= Beginning of Section =

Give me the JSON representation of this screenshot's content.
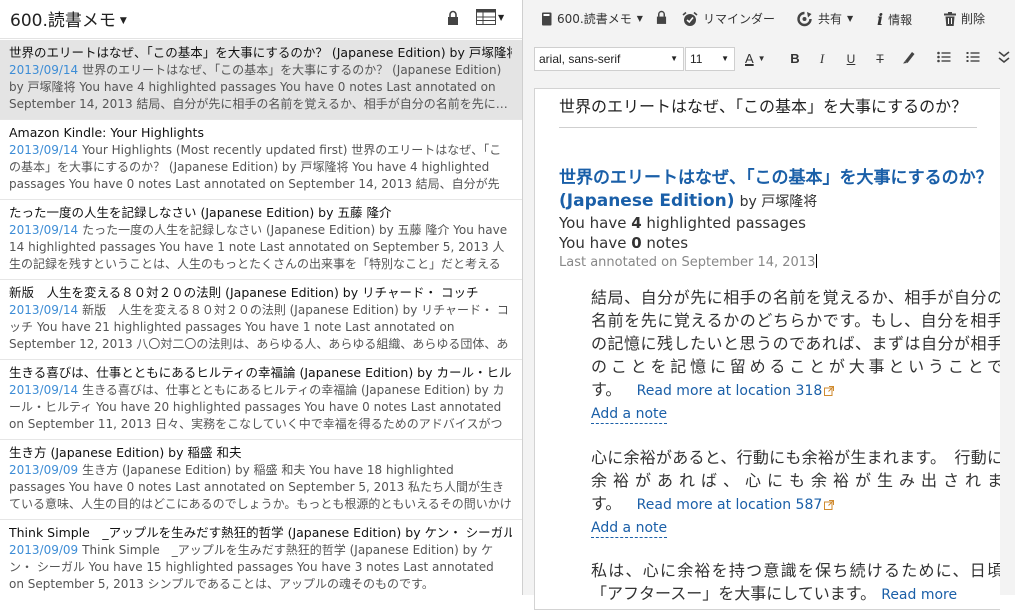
{
  "left": {
    "notebook": "600.読書メモ",
    "notes": [
      {
        "title": "世界のエリートはなぜ、「この基本」を大事にするのか？ (Japanese Edition) by 戸塚隆将",
        "date": "2013/09/14",
        "snippet": "世界のエリートはなぜ、「この基本」を大事にするのか？ (Japanese Edition) by 戸塚隆将 You have 4 highlighted passages You have 0 notes Last annotated on September 14, 2013 結局、自分が先に相手の名前を覚えるか、相手が自分の名前を先に…"
      },
      {
        "title": "Amazon Kindle: Your Highlights",
        "date": "2013/09/14",
        "snippet": "Your Highlights (Most recently updated first) 世界のエリートはなぜ、「この基本」を大事にするのか？ (Japanese Edition) by 戸塚隆将 You have 4 highlighted passages You have 0 notes Last annotated on September 14, 2013 結局、自分が先に…"
      },
      {
        "title": "たった一度の人生を記録しなさい (Japanese Edition) by 五藤 隆介",
        "date": "2013/09/14",
        "snippet": "たった一度の人生を記録しなさい (Japanese Edition) by 五藤 隆介 You have 14 highlighted passages You have 1 note Last annotated on September 5, 2013 人生の記録を残すということは、人生のもっとたくさんの出来事を「特別なこと」だと考えること…"
      },
      {
        "title": "新版　人生を変える８０対２０の法則 (Japanese Edition) by リチャード・ コッチ",
        "date": "2013/09/14",
        "snippet": "新版　人生を変える８０対２０の法則 (Japanese Edition) by リチャード・ コッチ You have 21 highlighted passages You have 1 note Last annotated on September 12, 2013 八〇対二〇の法則は、あらゆる人、あらゆる組織、あらゆる団体、あらゆる形態…"
      },
      {
        "title": "生きる喜びは、仕事とともにあるヒルティの幸福論 (Japanese Edition) by カール・ヒルティ",
        "date": "2013/09/14",
        "snippet": "生きる喜びは、仕事とともにあるヒルティの幸福論 (Japanese Edition) by カール・ヒルティ You have 20 highlighted passages You have 0 notes Last annotated on September 11, 2013 日々、実務をこなしていく中で幸福を得るためのアドバイスがつま…"
      },
      {
        "title": "生き方 (Japanese Edition) by 稲盛 和夫",
        "date": "2013/09/09",
        "snippet": "生き方 (Japanese Edition) by 稲盛 和夫 You have 18 highlighted passages You have 0 notes Last annotated on September 5, 2013 私たち人間が生きている意味、人生の目的はどこにあるのでしょうか。もっとも根源的ともいえるその問いかけに、私はや…"
      },
      {
        "title": "Think Simple　_アップルを生みだす熱狂的哲学 (Japanese Edition) by ケン・ シーガル",
        "date": "2013/09/09",
        "snippet": "Think Simple　_アップルを生みだす熱狂的哲学 (Japanese Edition) by ケン・ シーガル You have 15 highlighted passages You have 3 notes Last annotated on September 5, 2013 シンプルであることは、アップルの魂そのものです。"
      }
    ]
  },
  "toolbar": {
    "notebook": "600.読書メモ",
    "reminder": "リマインダー",
    "share": "共有",
    "info": "情報",
    "delete": "削除"
  },
  "format": {
    "font": "arial, sans-serif",
    "size": "11"
  },
  "editor": {
    "title": "世界のエリートはなぜ、「この基本」を大事にするのか？",
    "book_title": "世界のエリートはなぜ、「この基本」を大事にするのか？ (Japanese Edition)",
    "author": "by 戸塚隆将",
    "stat1_pre": "You have ",
    "stat1_num": "4",
    "stat1_post": " highlighted passages",
    "stat2_pre": "You have ",
    "stat2_num": "0",
    "stat2_post": " notes",
    "last_annotated": "Last annotated on September 14, 2013",
    "highlights": [
      {
        "text": "結局、自分が先に相手の名前を覚えるか、相手が自分の名前を先に覚えるかのどちらかです。もし、自分を相手の記憶に残したいと思うのであれば、まずは自分が相手のことを記憶に留めることが大事ということです。",
        "link": "Read more at location 318",
        "add_note": "Add a note"
      },
      {
        "text": "心に余裕があると、行動にも余裕が生まれます。　行動に余裕があれば、心にも余裕が生み出されます。",
        "link": "Read more at location 587",
        "add_note": "Add a note"
      },
      {
        "text": "私は、心に余裕を持つ意識を保ち続けるために、日頃「アフタースー」を大事にしています。",
        "link": "Read more",
        "add_note": ""
      }
    ]
  }
}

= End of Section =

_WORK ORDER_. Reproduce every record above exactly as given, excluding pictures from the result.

_ANSWER TO THE EXERCISE_.
Give me the JSON representation of this screenshot's content.
{
  "left": {
    "notebook": "600.読書メモ",
    "notes": [
      {
        "title": "世界のエリートはなぜ、「この基本」を大事にするのか？ (Japanese Edition) by 戸塚隆将",
        "date": "2013/09/14",
        "snippet": "世界のエリートはなぜ、「この基本」を大事にするのか？ (Japanese Edition) by 戸塚隆将 You have 4 highlighted passages You have 0 notes Last annotated on September 14, 2013 結局、自分が先に相手の名前を覚えるか、相手が自分の名前を先に…"
      },
      {
        "title": "Amazon Kindle: Your Highlights",
        "date": "2013/09/14",
        "snippet": "Your Highlights (Most recently updated first) 世界のエリートはなぜ、「この基本」を大事にするのか？ (Japanese Edition) by 戸塚隆将 You have 4 highlighted passages You have 0 notes Last annotated on September 14, 2013 結局、自分が先に…"
      },
      {
        "title": "たった一度の人生を記録しなさい (Japanese Edition) by 五藤 隆介",
        "date": "2013/09/14",
        "snippet": "たった一度の人生を記録しなさい (Japanese Edition) by 五藤 隆介 You have 14 highlighted passages You have 1 note Last annotated on September 5, 2013 人生の記録を残すということは、人生のもっとたくさんの出来事を「特別なこと」だと考えること…"
      },
      {
        "title": "新版　人生を変える８０対２０の法則 (Japanese Edition) by リチャード・ コッチ",
        "date": "2013/09/14",
        "snippet": "新版　人生を変える８０対２０の法則 (Japanese Edition) by リチャード・ コッチ You have 21 highlighted passages You have 1 note Last annotated on September 12, 2013 八〇対二〇の法則は、あらゆる人、あらゆる組織、あらゆる団体、あらゆる形態…"
      },
      {
        "title": "生きる喜びは、仕事とともにあるヒルティの幸福論 (Japanese Edition) by カール・ヒルティ",
        "date": "2013/09/14",
        "snippet": "生きる喜びは、仕事とともにあるヒルティの幸福論 (Japanese Edition) by カール・ヒルティ You have 20 highlighted passages You have 0 notes Last annotated on September 11, 2013 日々、実務をこなしていく中で幸福を得るためのアドバイスがつま…"
      },
      {
        "title": "生き方 (Japanese Edition) by 稲盛 和夫",
        "date": "2013/09/09",
        "snippet": "生き方 (Japanese Edition) by 稲盛 和夫 You have 18 highlighted passages You have 0 notes Last annotated on September 5, 2013 私たち人間が生きている意味、人生の目的はどこにあるのでしょうか。もっとも根源的ともいえるその問いかけに、私はや…"
      },
      {
        "title": "Think Simple　_アップルを生みだす熱狂的哲学 (Japanese Edition) by ケン・ シーガル",
        "date": "2013/09/09",
        "snippet": "Think Simple　_アップルを生みだす熱狂的哲学 (Japanese Edition) by ケン・ シーガル You have 15 highlighted passages You have 3 notes Last annotated on September 5, 2013 シンプルであることは、アップルの魂そのものです。"
      }
    ]
  },
  "toolbar": {
    "notebook": "600.読書メモ",
    "reminder": "リマインダー",
    "share": "共有",
    "info": "情報",
    "delete": "削除"
  },
  "format": {
    "font": "arial, sans-serif",
    "size": "11"
  },
  "editor": {
    "title": "世界のエリートはなぜ、「この基本」を大事にするのか？",
    "book_title": "世界のエリートはなぜ、「この基本」を大事にするのか？ (Japanese Edition)",
    "author": "by 戸塚隆将",
    "stat1_pre": "You have ",
    "stat1_num": "4",
    "stat1_post": " highlighted passages",
    "stat2_pre": "You have ",
    "stat2_num": "0",
    "stat2_post": " notes",
    "last_annotated": "Last annotated on September 14, 2013",
    "highlights": [
      {
        "text": "結局、自分が先に相手の名前を覚えるか、相手が自分の名前を先に覚えるかのどちらかです。もし、自分を相手の記憶に残したいと思うのであれば、まずは自分が相手のことを記憶に留めることが大事ということです。",
        "link": "Read more at location 318",
        "add_note": "Add a note"
      },
      {
        "text": "心に余裕があると、行動にも余裕が生まれます。　行動に余裕があれば、心にも余裕が生み出されます。",
        "link": "Read more at location 587",
        "add_note": "Add a note"
      },
      {
        "text": "私は、心に余裕を持つ意識を保ち続けるために、日頃「アフタースー」を大事にしています。",
        "link": "Read more",
        "add_note": ""
      }
    ]
  }
}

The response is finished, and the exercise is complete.